Background: Annual low dose CT (LDCT) screening of individuals at high demographic risk reduces lung cancer mortality by more than 20%. However, subjects selected for screening based on demographic criteria typically have less than a 10% lifetime risk for lung cancer. Thus, there is need for a biomarker that better stratifies subjects for LDCT screening. Toward this goal, we previously reported a lung cancer risk test (LCRT) biomarker comprising 14 genome-maintenance (GM) pathway genes measured in normal bronchial epithelial cells (NBEC) that accurately classified cancer (CA) from non-cancer (NC) subjects. The primary goal of the studies reported here was to optimize the LCRT biomarker for high specificity and ease of clinical implementation.

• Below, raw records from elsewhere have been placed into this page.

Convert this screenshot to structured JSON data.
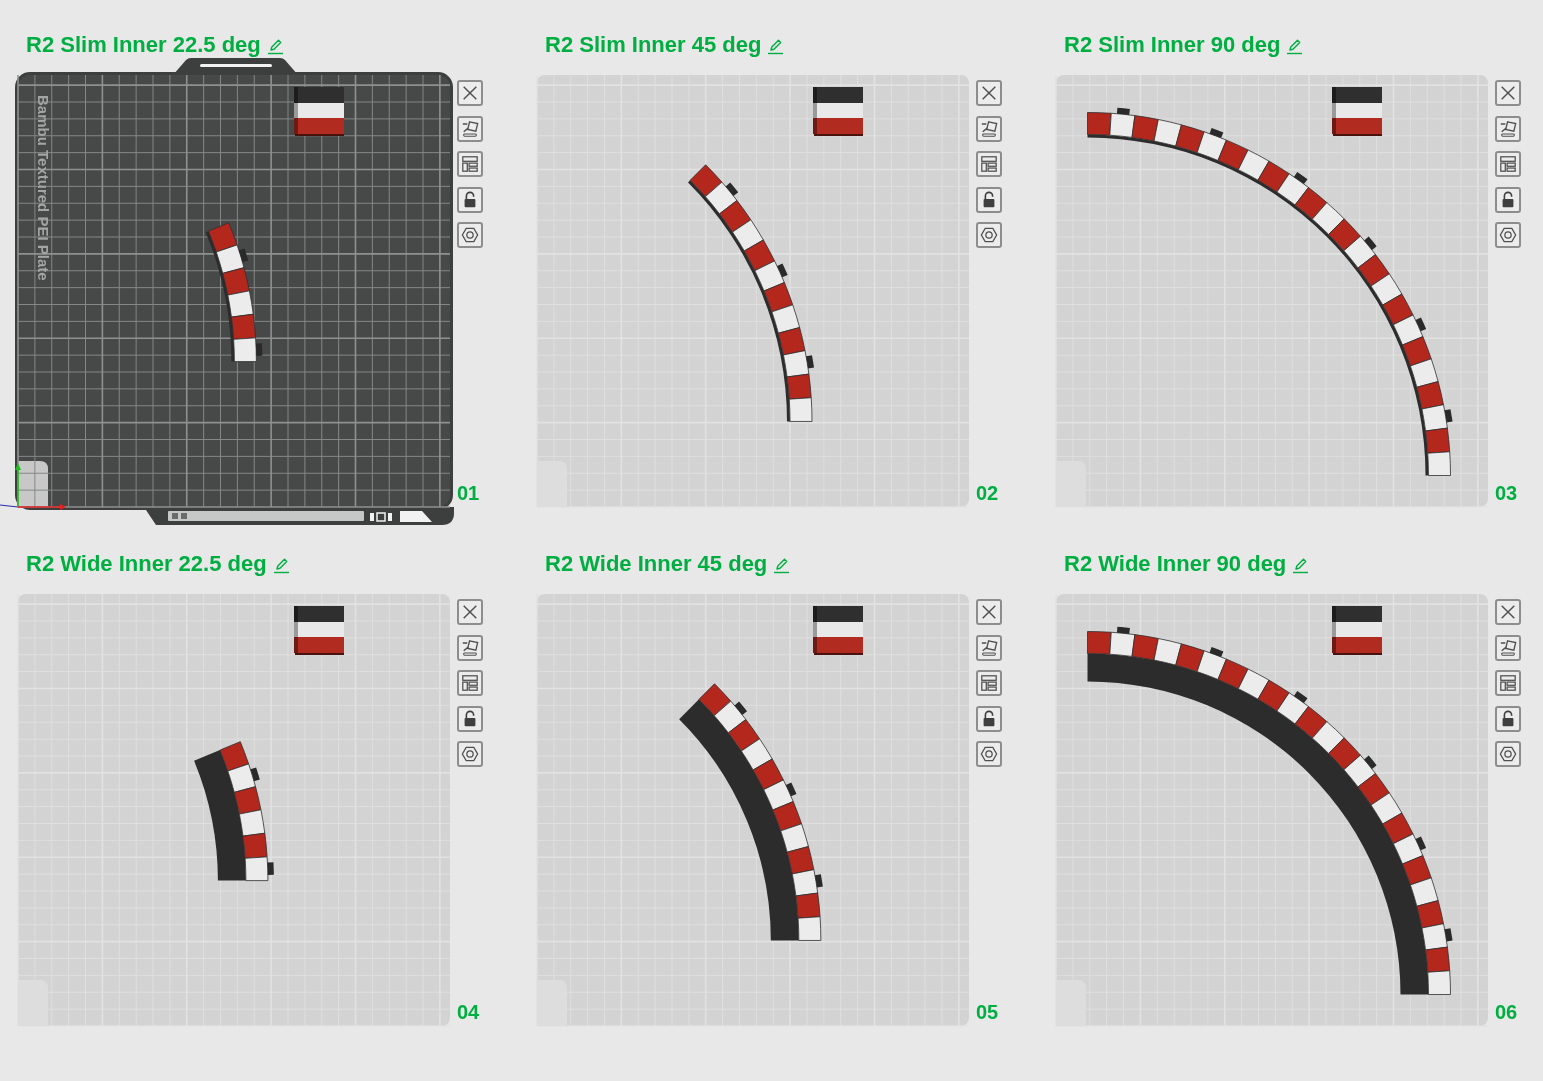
{
  "plates": [
    {
      "title": "R2 Slim Inner 22.5 deg",
      "selected": true,
      "bed_label": "Bambu Textured PEI Plate",
      "model": {
        "kind": "slim"
      },
      "locked": false,
      "number": "01"
    },
    {
      "title": "R2 Slim Inner 45 deg",
      "selected": false,
      "model": {
        "kind": "slim"
      },
      "locked": false,
      "number": "02"
    },
    {
      "title": "R2 Slim Inner 90 deg",
      "selected": false,
      "model": {
        "kind": "slim"
      },
      "locked": false,
      "number": "03"
    },
    {
      "title": "R2 Wide Inner 22.5 deg",
      "selected": false,
      "model": {
        "kind": "wide"
      },
      "locked": false,
      "number": "04"
    },
    {
      "title": "R2 Wide Inner 45 deg",
      "selected": false,
      "model": {
        "kind": "wide"
      },
      "locked": false,
      "number": "05"
    },
    {
      "title": "R2 Wide Inner 90 deg",
      "selected": false,
      "model": {
        "kind": "wide"
      },
      "locked": false,
      "number": "06"
    }
  ]
}
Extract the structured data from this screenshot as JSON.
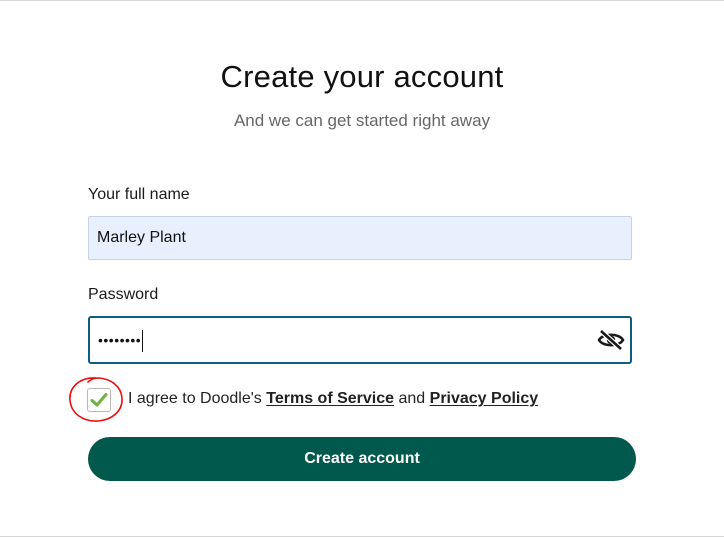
{
  "header": {
    "title": "Create your account",
    "subtitle": "And we can get started right away"
  },
  "form": {
    "name_label": "Your full name",
    "name_value": "Marley Plant",
    "password_label": "Password",
    "password_value": "••••••••",
    "password_toggle_icon": "eye-slash-icon",
    "agree_checked": true,
    "agree_prefix": "I agree to Doodle's",
    "terms_link": "Terms of Service",
    "agree_and": "and",
    "privacy_link": "Privacy Policy",
    "submit_label": "Create account"
  },
  "colors": {
    "primary_button": "#00594c",
    "input_focus_border": "#0b5d86",
    "autofill_background": "#e8f0fe",
    "checkmark": "#6cb33f",
    "annotation_circle": "#e8110f"
  }
}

Methods: Targeted competitive multiplex PCR amplicon libraries were prepared for next generation sequencing (NGS) analysis of transcript abundance at 68 sites among 33 GM target genes in NBEC specimens collected from a retrospective cohort of 120 subjects, including 60 CA cases and 60 NC controls. Genes were selected for analysis based on contribution to the previously reported LCRT biomarker and/or prior evidence for association with lung cancer risk. Linear discriminant analysis was used to identify the most accurate classifier suitable to stratify subjects for screening.

Results: The best classifier comprised 11 features including age and 10 transcript abundance assays representing nine genes; specifically, CDKN1A, E2F1, ERCC5, GPX1, GSTP1, KEAP1, TP63, XPA, and XRCC1. After cross-validation, the Receiver Operator Characteristic area under the curve was 0.94 (95% CI: 0.92-0.96) and overall classification accuracy was 88.3% (95% CI 82.4%-94.1%). Using a threshold set at 95% sensitivity, specificity was > 70%.

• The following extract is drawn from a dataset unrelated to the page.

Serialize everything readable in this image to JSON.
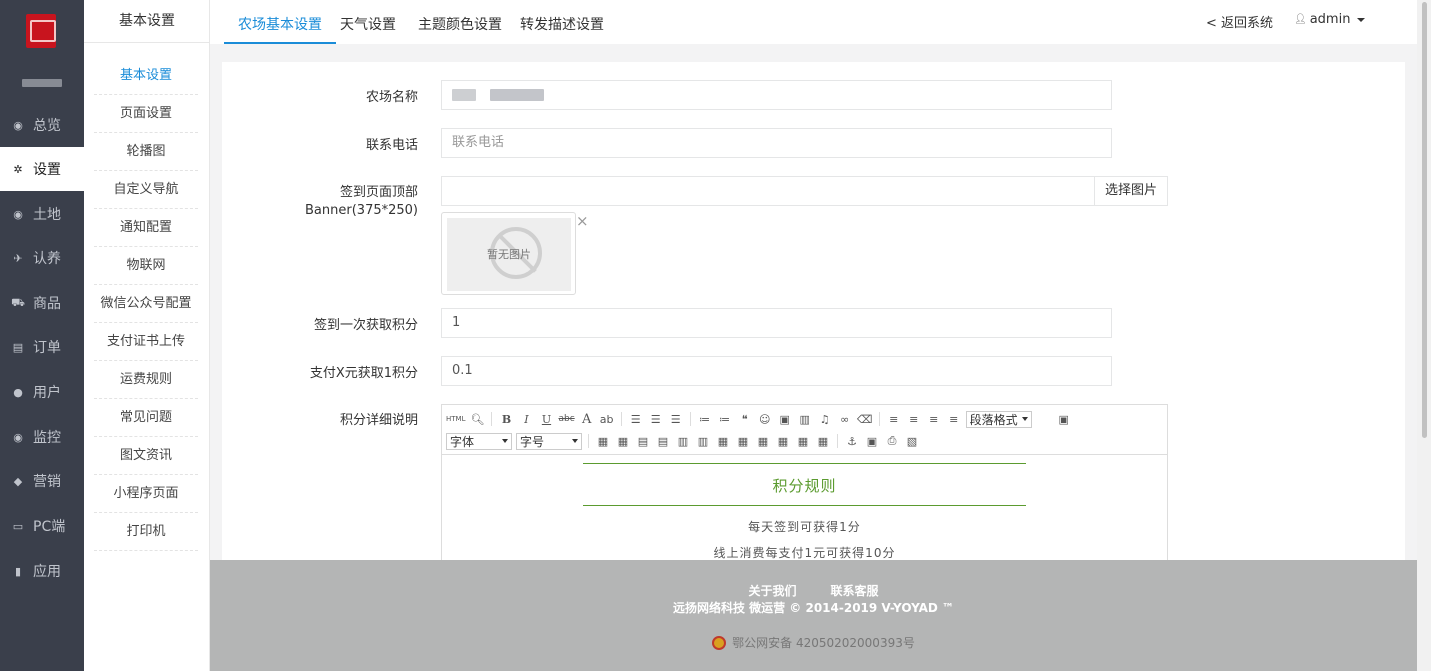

Conclusions: The LCRT biomarker reported here displayed high specificity and ease of implementation on a high throughput, quality-controlled targeted NGS platform. As such, it is optimized for clinical validation in specimens from the ongoing LCRT blinded prospective cohort study. Following validation, the biomarker is expected to have clinical utility by better stratifying subjects for annual lung cancer screening compared to current demographic criteria alone.

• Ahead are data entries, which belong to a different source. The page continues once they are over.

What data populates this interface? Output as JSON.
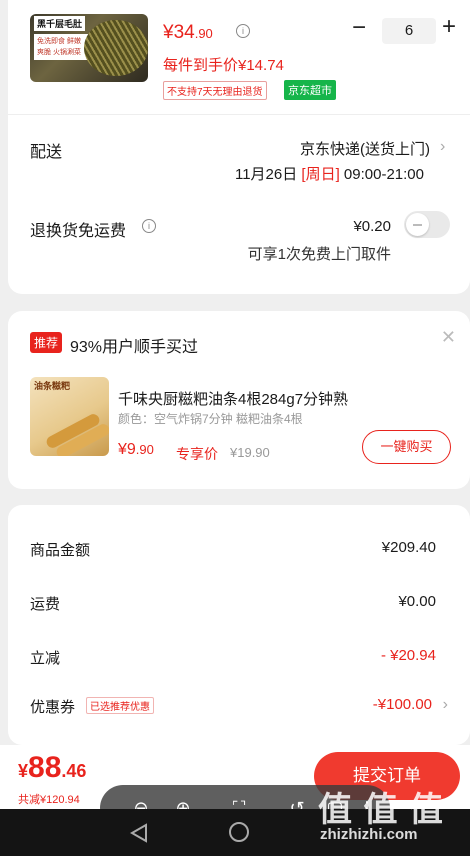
{
  "product": {
    "img_tag1": "黑千层毛肚",
    "img_tag2": "免洗即食 鲜嫩爽脆 火锅涮菜",
    "price_int": "¥34",
    "price_dec": ".90",
    "unit_price": "每件到手价¥14.74",
    "qty": "6",
    "badge_noreturn": "不支持7天无理由退货",
    "badge_store": "京东超市"
  },
  "delivery": {
    "label": "配送",
    "value": "京东快递(送货上门)",
    "date": "11月26日",
    "weekday": "[周日]",
    "time": "09:00-21:00"
  },
  "return_fee": {
    "label": "退换货免运费",
    "value": "¥0.20",
    "note": "可享1次免费上门取件"
  },
  "recommend": {
    "badge": "推荐",
    "title": "93%用户顺手买过",
    "img_text": "油条糍粑",
    "name": "千味央厨糍粑油条4根284g7分钟熟",
    "spec": "颜色：空气炸锅7分钟 糍粑油条4根",
    "price_int": "¥9",
    "price_dec": ".90",
    "tag": "专享价",
    "orig_price": "¥19.90",
    "buy": "一键购买"
  },
  "summary": {
    "rows": [
      {
        "label": "商品金额",
        "value": "¥209.40"
      },
      {
        "label": "运费",
        "value": "¥0.00"
      },
      {
        "label": "立减",
        "value": "- ¥20.94"
      },
      {
        "label": "优惠券",
        "value": "-¥100.00",
        "tag": "已选推荐优惠"
      }
    ]
  },
  "footer": {
    "cur": "¥",
    "int": "88",
    "dec": ".46",
    "save": "共减¥120.94",
    "submit": "提交订单"
  },
  "toolbar": {
    "icons": [
      "zoom-out-icon",
      "zoom-in-icon",
      "fit-screen-icon",
      "rotate-icon",
      "edit-icon",
      "more-icon"
    ]
  },
  "watermark": {
    "main": "值 值 值",
    "sub": "zhizhizhi.com"
  },
  "colors": {
    "accent": "#e8231d",
    "store_green": "#16b54a"
  }
}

Citation Format: Jiyoun Yeo, Erin Crawford, Xiaolu Zhang, Sadik Khuder, Tian Chen, Albert Levin, Thomas Blomquist, James Willey. A lung cancer risk classifier comprising genome maintenance genes measured in normal bronchial epithelial cells [abstract]. In: Proceedings of the American Association for Cancer Research Annual Meeting 2017; 2017 Apr 1-5; Washington, DC. Philadelphia (PA): AACR; Cancer Res 2017;77(13 Suppl):Abstract nr 4737. doi:10.1158/1538-7445.AM2017-4737